Scan the records below and copy every line that contains the string "title".

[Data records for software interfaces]
=-=-=

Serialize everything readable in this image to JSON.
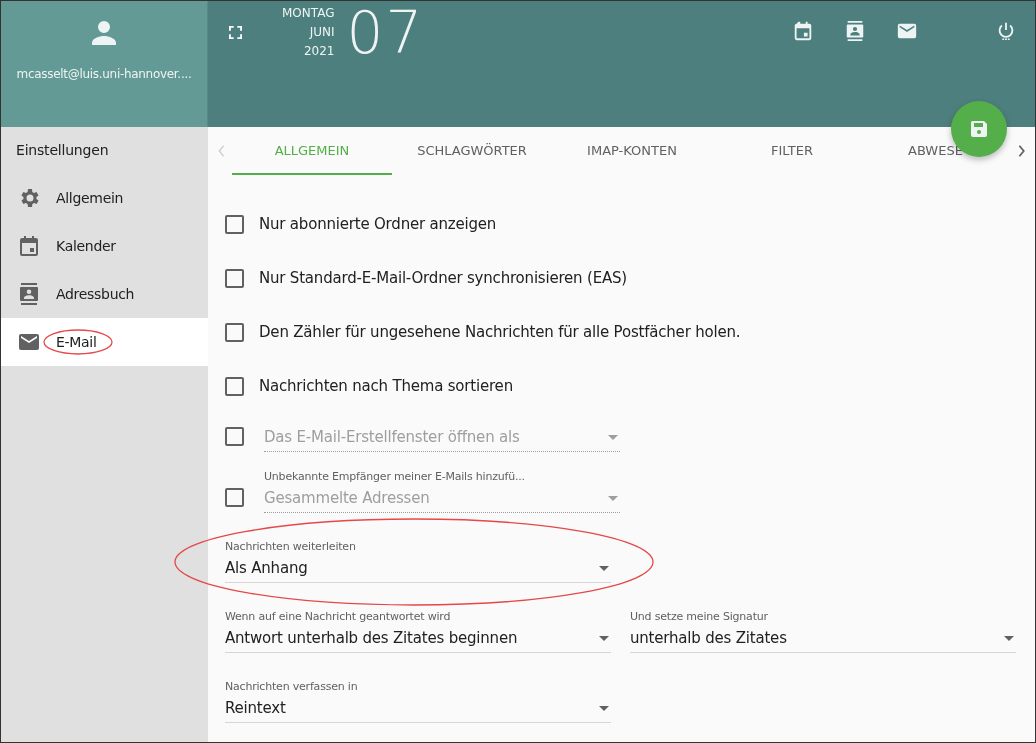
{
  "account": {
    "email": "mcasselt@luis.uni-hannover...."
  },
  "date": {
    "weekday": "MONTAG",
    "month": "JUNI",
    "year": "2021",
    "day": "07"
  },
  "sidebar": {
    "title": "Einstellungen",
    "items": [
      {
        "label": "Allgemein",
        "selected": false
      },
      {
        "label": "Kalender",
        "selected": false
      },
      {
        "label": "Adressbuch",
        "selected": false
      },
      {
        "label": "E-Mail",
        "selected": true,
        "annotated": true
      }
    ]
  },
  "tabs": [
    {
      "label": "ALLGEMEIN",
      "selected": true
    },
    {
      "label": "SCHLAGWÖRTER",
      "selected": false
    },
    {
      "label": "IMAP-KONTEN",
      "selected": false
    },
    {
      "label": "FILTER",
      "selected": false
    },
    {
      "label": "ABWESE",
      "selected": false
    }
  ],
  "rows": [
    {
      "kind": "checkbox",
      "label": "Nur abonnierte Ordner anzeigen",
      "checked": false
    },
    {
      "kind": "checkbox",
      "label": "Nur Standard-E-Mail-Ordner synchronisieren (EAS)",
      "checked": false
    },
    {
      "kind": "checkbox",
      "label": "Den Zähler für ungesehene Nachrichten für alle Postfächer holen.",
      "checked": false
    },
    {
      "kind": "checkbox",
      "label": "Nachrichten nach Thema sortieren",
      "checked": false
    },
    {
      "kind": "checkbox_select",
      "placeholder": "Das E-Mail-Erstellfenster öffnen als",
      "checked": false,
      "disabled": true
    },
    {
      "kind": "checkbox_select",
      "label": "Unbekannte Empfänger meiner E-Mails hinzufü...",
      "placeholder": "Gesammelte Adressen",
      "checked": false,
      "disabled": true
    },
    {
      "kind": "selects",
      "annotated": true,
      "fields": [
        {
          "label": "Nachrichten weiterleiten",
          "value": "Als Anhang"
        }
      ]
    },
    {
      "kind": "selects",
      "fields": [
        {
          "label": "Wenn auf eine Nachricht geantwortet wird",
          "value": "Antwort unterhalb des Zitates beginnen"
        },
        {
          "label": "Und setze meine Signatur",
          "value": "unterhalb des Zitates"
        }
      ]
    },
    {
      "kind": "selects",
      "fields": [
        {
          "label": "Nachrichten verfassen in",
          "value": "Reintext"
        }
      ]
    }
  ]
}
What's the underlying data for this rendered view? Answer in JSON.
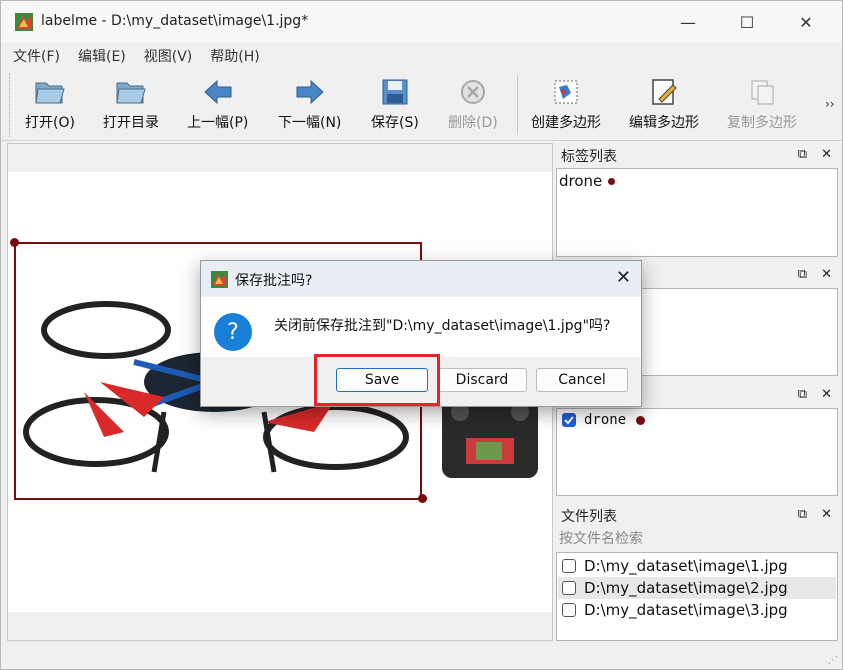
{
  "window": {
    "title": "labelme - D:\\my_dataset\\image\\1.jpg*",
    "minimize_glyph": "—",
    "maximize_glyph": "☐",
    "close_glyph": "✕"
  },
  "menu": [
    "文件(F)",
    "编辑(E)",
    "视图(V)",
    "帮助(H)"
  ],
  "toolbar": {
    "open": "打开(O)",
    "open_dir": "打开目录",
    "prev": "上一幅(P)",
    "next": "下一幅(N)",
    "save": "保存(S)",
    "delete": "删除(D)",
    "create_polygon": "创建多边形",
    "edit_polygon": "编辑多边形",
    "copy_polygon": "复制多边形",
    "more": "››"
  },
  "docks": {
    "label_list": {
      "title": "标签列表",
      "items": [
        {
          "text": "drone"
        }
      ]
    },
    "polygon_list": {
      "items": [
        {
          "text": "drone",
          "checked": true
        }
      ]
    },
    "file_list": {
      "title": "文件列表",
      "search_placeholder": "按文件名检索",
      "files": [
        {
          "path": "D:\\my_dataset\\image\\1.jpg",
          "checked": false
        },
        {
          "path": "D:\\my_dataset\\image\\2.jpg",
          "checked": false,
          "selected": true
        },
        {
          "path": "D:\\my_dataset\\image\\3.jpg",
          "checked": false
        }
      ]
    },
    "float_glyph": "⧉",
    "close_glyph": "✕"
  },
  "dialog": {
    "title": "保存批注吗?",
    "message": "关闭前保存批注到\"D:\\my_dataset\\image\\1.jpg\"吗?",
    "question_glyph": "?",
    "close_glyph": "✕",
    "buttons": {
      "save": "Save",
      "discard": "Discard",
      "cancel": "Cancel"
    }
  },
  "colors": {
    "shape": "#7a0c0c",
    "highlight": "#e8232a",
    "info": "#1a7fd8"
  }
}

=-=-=

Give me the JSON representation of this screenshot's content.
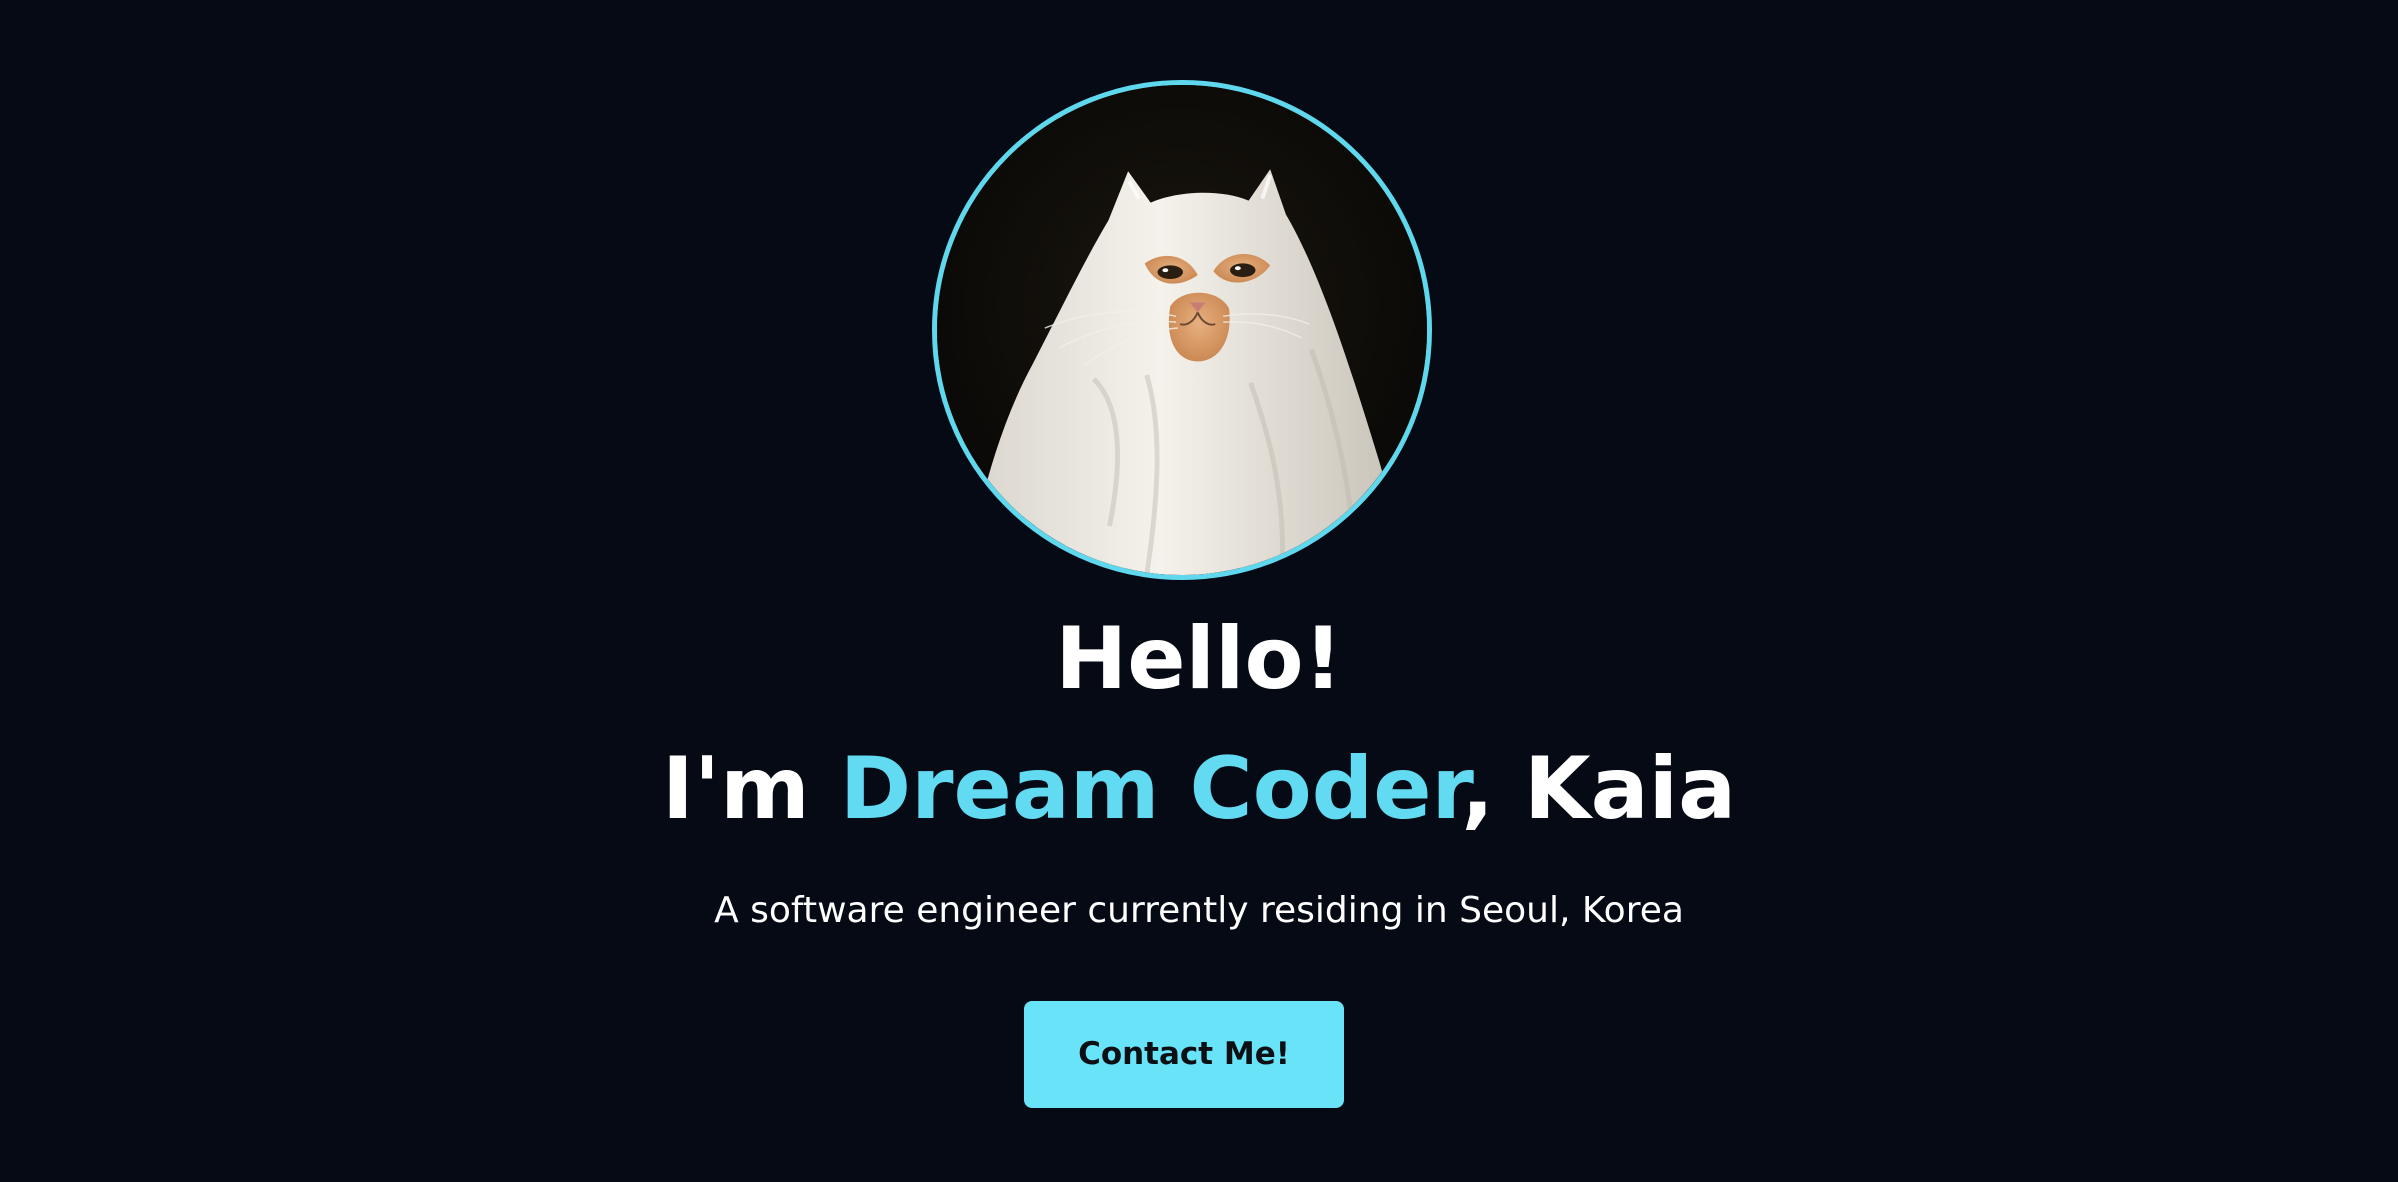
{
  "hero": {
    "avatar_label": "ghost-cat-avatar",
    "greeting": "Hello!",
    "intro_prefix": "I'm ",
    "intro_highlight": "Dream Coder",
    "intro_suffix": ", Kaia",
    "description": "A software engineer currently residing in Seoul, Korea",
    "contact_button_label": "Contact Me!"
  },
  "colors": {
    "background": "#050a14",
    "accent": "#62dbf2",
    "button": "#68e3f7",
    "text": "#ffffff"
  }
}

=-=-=

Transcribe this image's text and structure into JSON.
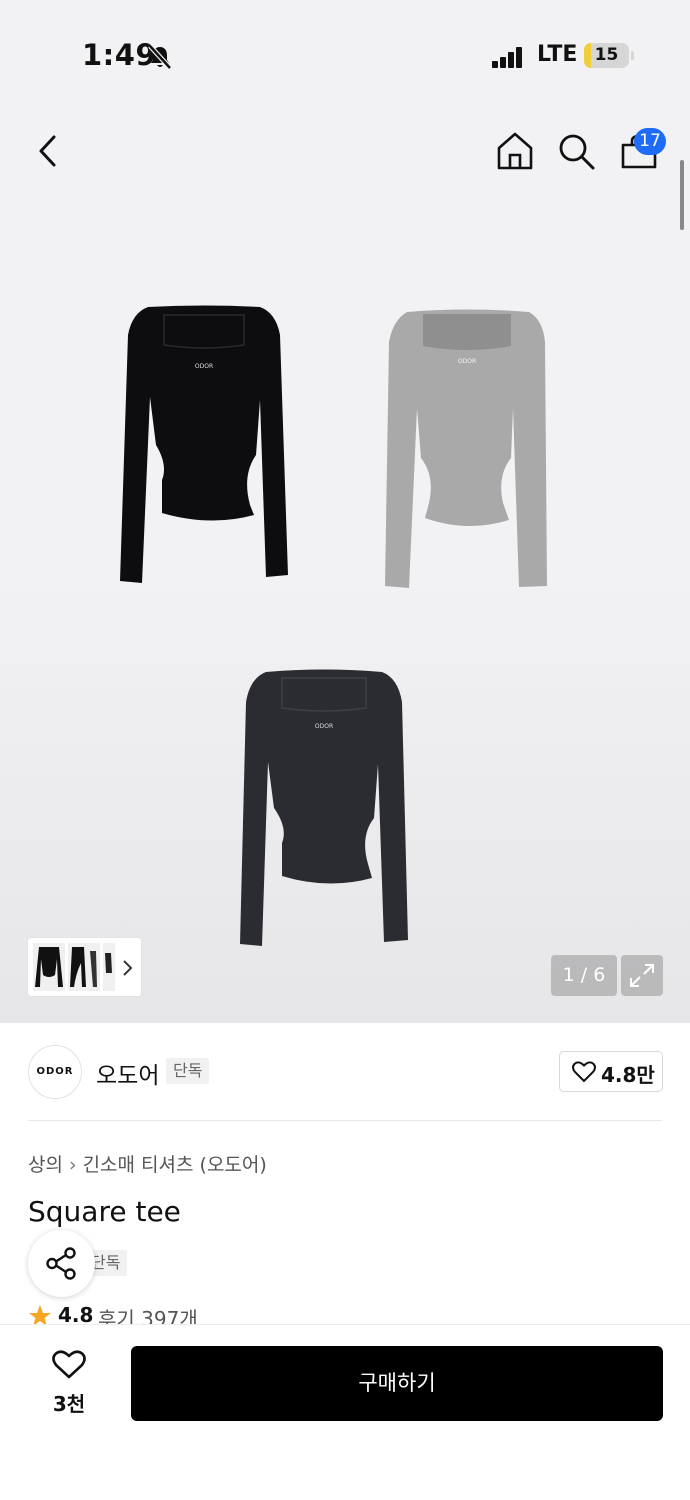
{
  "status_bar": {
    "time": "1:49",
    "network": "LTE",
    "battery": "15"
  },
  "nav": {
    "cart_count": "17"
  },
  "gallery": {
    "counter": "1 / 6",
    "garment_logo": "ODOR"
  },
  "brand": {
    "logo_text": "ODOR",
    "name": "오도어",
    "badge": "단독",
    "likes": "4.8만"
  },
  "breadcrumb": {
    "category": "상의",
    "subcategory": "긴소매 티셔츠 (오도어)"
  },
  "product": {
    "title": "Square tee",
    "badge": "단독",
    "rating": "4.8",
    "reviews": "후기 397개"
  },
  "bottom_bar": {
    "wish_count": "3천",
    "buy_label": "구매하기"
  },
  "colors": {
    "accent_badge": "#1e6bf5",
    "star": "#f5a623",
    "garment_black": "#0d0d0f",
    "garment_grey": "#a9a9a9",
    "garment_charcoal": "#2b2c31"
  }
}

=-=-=

Output below:
    "title": "Einstellungen",
    "title": "labelme - D:\\my_dataset\\image\\1.jpg*",
      "title": "标签列表",
      "title": "文件列表",
    "title": "保存批注吗?",
    "title": "Square tee",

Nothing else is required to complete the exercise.